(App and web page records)
━━━━━━━━━━
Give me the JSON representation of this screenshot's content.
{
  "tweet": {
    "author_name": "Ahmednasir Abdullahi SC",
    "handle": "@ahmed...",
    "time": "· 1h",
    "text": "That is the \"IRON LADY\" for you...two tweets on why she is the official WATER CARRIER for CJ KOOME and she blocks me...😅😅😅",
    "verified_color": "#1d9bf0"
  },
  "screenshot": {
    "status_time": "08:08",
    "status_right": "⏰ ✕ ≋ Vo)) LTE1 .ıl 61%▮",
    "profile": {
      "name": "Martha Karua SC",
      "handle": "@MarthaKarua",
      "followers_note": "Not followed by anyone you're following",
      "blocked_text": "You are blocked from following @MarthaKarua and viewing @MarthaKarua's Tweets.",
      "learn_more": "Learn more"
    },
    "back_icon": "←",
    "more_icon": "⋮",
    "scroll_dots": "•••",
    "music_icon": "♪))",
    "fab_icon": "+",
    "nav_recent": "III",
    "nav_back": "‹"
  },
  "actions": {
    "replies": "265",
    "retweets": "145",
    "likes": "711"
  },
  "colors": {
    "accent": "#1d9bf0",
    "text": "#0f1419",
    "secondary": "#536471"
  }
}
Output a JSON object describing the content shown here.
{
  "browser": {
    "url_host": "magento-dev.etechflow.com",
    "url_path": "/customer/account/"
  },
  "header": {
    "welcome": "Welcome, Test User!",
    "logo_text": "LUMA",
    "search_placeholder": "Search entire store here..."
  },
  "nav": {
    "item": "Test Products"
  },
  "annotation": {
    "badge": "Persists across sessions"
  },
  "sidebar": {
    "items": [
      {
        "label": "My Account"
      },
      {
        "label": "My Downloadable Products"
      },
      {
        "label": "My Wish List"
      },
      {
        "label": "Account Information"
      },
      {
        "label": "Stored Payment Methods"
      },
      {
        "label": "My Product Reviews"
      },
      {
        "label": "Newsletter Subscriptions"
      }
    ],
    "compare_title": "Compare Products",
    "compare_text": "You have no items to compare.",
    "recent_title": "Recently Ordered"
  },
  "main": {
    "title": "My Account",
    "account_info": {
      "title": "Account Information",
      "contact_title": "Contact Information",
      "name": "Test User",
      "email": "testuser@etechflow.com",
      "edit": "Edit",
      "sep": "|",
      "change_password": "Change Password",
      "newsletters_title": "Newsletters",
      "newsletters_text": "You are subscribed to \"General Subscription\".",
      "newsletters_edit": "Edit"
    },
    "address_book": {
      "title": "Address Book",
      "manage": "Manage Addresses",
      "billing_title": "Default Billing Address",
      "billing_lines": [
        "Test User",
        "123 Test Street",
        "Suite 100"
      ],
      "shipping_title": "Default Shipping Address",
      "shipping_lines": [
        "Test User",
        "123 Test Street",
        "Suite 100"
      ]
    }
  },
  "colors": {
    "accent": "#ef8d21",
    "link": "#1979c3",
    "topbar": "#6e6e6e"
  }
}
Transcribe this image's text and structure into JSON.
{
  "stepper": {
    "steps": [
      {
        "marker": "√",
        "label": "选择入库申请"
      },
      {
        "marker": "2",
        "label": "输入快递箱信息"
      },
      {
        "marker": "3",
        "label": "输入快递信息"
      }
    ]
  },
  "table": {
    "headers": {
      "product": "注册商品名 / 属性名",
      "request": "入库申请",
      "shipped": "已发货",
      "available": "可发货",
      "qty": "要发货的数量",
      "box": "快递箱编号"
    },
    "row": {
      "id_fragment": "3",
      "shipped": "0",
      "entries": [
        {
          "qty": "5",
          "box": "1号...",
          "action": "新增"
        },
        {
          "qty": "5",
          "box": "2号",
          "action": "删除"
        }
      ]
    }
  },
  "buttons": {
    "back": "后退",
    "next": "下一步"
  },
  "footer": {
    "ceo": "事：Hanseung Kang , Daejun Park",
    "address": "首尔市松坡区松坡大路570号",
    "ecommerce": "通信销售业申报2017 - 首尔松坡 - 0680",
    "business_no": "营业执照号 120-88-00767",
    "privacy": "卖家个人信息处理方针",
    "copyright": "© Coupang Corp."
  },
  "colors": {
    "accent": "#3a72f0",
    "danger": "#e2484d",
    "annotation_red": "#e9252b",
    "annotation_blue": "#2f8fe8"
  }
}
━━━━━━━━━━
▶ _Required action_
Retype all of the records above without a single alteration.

▶ _Exercise response_
Give me the JSON representation of this screenshot's content.
{
  "tweet": {
    "author_name": "Ahmednasir Abdullahi SC",
    "handle": "@ahmed...",
    "time": "· 1h",
    "text": "That is the \"IRON LADY\" for you...two tweets on why she is the official WATER CARRIER for CJ KOOME and she blocks me...😅😅😅",
    "verified_color": "#1d9bf0"
  },
  "screenshot": {
    "status_time": "08:08",
    "status_right": "⏰ ✕ ≋ Vo)) LTE1 .ıl 61%▮",
    "profile": {
      "name": "Martha Karua SC",
      "handle": "@MarthaKarua",
      "followers_note": "Not followed by anyone you're following",
      "blocked_text": "You are blocked from following @MarthaKarua and viewing @MarthaKarua's Tweets.",
      "learn_more": "Learn more"
    },
    "back_icon": "←",
    "more_icon": "⋮",
    "scroll_dots": "•••",
    "music_icon": "♪))",
    "fab_icon": "+",
    "nav_recent": "III",
    "nav_back": "‹"
  },
  "actions": {
    "replies": "265",
    "retweets": "145",
    "likes": "711"
  },
  "colors": {
    "accent": "#1d9bf0",
    "text": "#0f1419",
    "secondary": "#536471"
  }
}
Output a JSON object describing the content shown here.
{
  "browser": {
    "url_host": "magento-dev.etechflow.com",
    "url_path": "/customer/account/"
  },
  "header": {
    "welcome": "Welcome, Test User!",
    "logo_text": "LUMA",
    "search_placeholder": "Search entire store here..."
  },
  "nav": {
    "item": "Test Products"
  },
  "annotation": {
    "badge": "Persists across sessions"
  },
  "sidebar": {
    "items": [
      {
        "label": "My Account"
      },
      {
        "label": "My Downloadable Products"
      },
      {
        "label": "My Wish List"
      },
      {
        "label": "Account Information"
      },
      {
        "label": "Stored Payment Methods"
      },
      {
        "label": "My Product Reviews"
      },
      {
        "label": "Newsletter Subscriptions"
      }
    ],
    "compare_title": "Compare Products",
    "compare_text": "You have no items to compare.",
    "recent_title": "Recently Ordered"
  },
  "main": {
    "title": "My Account",
    "account_info": {
      "title": "Account Information",
      "contact_title": "Contact Information",
      "name": "Test User",
      "email": "testuser@etechflow.com",
      "edit": "Edit",
      "sep": "|",
      "change_password": "Change Password",
      "newsletters_title": "Newsletters",
      "newsletters_text": "You are subscribed to \"General Subscription\".",
      "newsletters_edit": "Edit"
    },
    "address_book": {
      "title": "Address Book",
      "manage": "Manage Addresses",
      "billing_title": "Default Billing Address",
      "billing_lines": [
        "Test User",
        "123 Test Street",
        "Suite 100"
      ],
      "shipping_title": "Default Shipping Address",
      "shipping_lines": [
        "Test User",
        "123 Test Street",
        "Suite 100"
      ]
    }
  },
  "colors": {
    "accent": "#ef8d21",
    "link": "#1979c3",
    "topbar": "#6e6e6e"
  }
}
Transcribe this image's text and structure into JSON.
{
  "stepper": {
    "steps": [
      {
        "marker": "√",
        "label": "选择入库申请"
      },
      {
        "marker": "2",
        "label": "输入快递箱信息"
      },
      {
        "marker": "3",
        "label": "输入快递信息"
      }
    ]
  },
  "table": {
    "headers": {
      "product": "注册商品名 / 属性名",
      "request": "入库申请",
      "shipped": "已发货",
      "available": "可发货",
      "qty": "要发货的数量",
      "box": "快递箱编号"
    },
    "row": {
      "id_fragment": "3",
      "shipped": "0",
      "entries": [
        {
          "qty": "5",
          "box": "1号...",
          "action": "新增"
        },
        {
          "qty": "5",
          "box": "2号",
          "action": "删除"
        }
      ]
    }
  },
  "buttons": {
    "back": "后退",
    "next": "下一步"
  },
  "footer": {
    "ceo": "事：Hanseung Kang , Daejun Park",
    "address": "首尔市松坡区松坡大路570号",
    "ecommerce": "通信销售业申报2017 - 首尔松坡 - 0680",
    "business_no": "营业执照号 120-88-00767",
    "privacy": "卖家个人信息处理方针",
    "copyright": "© Coupang Corp."
  },
  "colors": {
    "accent": "#3a72f0",
    "danger": "#e2484d",
    "annotation_red": "#e9252b",
    "annotation_blue": "#2f8fe8"
  }
}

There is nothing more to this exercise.